====== MATERIALS PROVIDED

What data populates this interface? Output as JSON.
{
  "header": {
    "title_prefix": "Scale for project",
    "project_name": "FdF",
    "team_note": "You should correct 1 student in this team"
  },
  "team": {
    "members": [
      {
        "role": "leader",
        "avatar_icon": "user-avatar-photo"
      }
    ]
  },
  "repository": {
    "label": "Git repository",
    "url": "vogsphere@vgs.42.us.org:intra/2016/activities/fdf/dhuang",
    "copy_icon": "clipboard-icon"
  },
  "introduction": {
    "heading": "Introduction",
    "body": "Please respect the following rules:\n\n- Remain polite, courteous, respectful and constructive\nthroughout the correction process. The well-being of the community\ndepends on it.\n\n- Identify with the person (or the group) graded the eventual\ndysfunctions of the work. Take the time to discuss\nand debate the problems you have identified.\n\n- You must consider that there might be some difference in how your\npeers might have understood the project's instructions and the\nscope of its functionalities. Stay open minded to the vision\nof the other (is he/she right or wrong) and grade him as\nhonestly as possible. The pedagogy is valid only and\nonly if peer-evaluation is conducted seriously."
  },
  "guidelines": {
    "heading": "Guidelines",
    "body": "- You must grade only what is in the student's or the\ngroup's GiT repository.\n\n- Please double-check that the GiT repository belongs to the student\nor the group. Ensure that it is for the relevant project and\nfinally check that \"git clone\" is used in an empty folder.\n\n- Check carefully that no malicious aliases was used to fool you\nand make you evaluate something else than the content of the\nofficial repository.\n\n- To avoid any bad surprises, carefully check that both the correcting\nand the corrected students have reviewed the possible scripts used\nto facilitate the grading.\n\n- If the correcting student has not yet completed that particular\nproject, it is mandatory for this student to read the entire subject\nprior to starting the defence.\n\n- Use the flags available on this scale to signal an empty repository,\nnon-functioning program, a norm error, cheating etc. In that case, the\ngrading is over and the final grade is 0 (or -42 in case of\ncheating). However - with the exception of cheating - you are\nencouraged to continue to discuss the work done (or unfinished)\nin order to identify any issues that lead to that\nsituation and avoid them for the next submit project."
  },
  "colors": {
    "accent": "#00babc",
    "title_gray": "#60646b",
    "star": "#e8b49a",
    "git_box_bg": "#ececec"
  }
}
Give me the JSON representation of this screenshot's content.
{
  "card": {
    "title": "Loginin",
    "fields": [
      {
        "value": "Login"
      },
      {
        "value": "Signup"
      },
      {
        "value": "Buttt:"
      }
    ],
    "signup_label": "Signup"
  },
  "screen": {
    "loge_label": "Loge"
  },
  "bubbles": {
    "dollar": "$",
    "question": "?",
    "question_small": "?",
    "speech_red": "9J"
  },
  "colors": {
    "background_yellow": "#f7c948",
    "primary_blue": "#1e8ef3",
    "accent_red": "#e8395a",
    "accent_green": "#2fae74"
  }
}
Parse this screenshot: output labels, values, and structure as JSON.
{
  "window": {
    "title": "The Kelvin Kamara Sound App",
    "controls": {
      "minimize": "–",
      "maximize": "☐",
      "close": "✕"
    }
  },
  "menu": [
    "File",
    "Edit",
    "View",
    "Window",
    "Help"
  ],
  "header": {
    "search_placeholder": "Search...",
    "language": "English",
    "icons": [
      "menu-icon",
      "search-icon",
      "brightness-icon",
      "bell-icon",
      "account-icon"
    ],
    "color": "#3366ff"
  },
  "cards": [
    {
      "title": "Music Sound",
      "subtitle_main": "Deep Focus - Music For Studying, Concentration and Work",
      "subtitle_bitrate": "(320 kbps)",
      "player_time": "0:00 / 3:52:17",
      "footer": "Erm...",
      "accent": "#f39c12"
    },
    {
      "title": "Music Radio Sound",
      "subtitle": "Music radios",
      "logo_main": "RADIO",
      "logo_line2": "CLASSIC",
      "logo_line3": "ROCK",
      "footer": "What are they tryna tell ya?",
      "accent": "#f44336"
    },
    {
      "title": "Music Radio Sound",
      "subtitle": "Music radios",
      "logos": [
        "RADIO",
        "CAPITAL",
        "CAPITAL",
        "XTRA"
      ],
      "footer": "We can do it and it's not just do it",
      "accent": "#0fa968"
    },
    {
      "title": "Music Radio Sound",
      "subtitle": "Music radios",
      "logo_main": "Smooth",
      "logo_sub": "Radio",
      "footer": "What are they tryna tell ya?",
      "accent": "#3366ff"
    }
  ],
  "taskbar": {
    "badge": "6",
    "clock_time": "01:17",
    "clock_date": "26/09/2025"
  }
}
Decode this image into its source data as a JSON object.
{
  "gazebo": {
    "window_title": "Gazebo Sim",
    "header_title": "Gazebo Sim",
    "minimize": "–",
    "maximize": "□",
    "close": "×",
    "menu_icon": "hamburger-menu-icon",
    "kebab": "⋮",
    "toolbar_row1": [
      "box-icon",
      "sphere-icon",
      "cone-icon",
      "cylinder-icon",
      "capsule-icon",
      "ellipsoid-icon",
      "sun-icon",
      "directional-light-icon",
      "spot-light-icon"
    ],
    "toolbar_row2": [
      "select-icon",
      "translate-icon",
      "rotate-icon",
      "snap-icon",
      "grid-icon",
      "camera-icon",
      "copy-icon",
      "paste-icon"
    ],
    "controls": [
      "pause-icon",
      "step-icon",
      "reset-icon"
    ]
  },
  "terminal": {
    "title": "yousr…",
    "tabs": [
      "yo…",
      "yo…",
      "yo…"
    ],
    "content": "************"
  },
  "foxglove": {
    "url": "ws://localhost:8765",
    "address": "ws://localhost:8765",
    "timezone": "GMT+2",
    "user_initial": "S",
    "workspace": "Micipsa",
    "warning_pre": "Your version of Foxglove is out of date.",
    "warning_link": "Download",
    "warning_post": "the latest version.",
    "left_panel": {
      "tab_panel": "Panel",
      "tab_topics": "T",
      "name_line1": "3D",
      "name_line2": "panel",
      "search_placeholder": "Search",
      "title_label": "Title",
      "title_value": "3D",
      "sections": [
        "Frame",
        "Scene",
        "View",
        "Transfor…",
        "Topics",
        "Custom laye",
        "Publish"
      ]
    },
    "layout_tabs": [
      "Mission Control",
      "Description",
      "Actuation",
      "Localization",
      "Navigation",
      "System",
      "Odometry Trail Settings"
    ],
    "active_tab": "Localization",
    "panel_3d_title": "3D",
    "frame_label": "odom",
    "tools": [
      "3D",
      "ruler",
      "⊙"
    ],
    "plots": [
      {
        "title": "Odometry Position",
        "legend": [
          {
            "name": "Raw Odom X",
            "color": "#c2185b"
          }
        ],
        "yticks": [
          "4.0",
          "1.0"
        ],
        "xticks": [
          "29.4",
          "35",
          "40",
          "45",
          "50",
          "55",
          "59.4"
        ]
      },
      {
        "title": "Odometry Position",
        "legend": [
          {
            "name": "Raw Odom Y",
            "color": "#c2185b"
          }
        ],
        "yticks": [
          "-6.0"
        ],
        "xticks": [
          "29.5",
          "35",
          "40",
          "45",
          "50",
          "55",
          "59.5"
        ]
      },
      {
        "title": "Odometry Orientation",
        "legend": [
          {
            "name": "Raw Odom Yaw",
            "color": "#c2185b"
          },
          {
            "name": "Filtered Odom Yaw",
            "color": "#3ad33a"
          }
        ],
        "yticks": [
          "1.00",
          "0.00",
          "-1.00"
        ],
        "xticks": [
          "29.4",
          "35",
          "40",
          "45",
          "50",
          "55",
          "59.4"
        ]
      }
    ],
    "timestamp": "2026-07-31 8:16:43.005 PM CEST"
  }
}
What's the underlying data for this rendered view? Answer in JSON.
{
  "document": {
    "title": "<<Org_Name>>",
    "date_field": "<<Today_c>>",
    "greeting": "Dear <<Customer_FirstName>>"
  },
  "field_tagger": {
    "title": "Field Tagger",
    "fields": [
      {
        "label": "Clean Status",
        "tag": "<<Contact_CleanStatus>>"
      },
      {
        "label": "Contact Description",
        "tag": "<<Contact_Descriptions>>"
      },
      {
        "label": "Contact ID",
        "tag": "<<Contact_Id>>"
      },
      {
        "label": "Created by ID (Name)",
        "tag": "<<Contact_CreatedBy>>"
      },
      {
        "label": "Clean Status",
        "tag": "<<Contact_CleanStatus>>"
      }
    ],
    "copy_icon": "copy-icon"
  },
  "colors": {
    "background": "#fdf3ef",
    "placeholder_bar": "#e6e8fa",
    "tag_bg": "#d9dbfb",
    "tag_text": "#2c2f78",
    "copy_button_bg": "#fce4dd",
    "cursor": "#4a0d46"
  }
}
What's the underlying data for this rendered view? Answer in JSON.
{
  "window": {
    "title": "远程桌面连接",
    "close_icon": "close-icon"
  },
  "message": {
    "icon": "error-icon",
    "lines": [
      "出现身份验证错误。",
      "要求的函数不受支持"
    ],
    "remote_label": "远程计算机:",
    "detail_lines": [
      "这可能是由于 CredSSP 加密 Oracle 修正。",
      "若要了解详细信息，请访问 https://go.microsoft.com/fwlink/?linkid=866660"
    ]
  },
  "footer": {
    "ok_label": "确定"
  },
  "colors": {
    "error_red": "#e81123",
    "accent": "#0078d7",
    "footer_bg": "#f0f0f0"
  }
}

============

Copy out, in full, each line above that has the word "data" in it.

# [OUTPUT FOR THIS EXERCISE]
What data populates this interface? Output as JSON.
Decode this image into its source data as a JSON object.
What's the underlying data for this rendered view? Answer in JSON.
What's the underlying data for this rendered view? Answer in JSON.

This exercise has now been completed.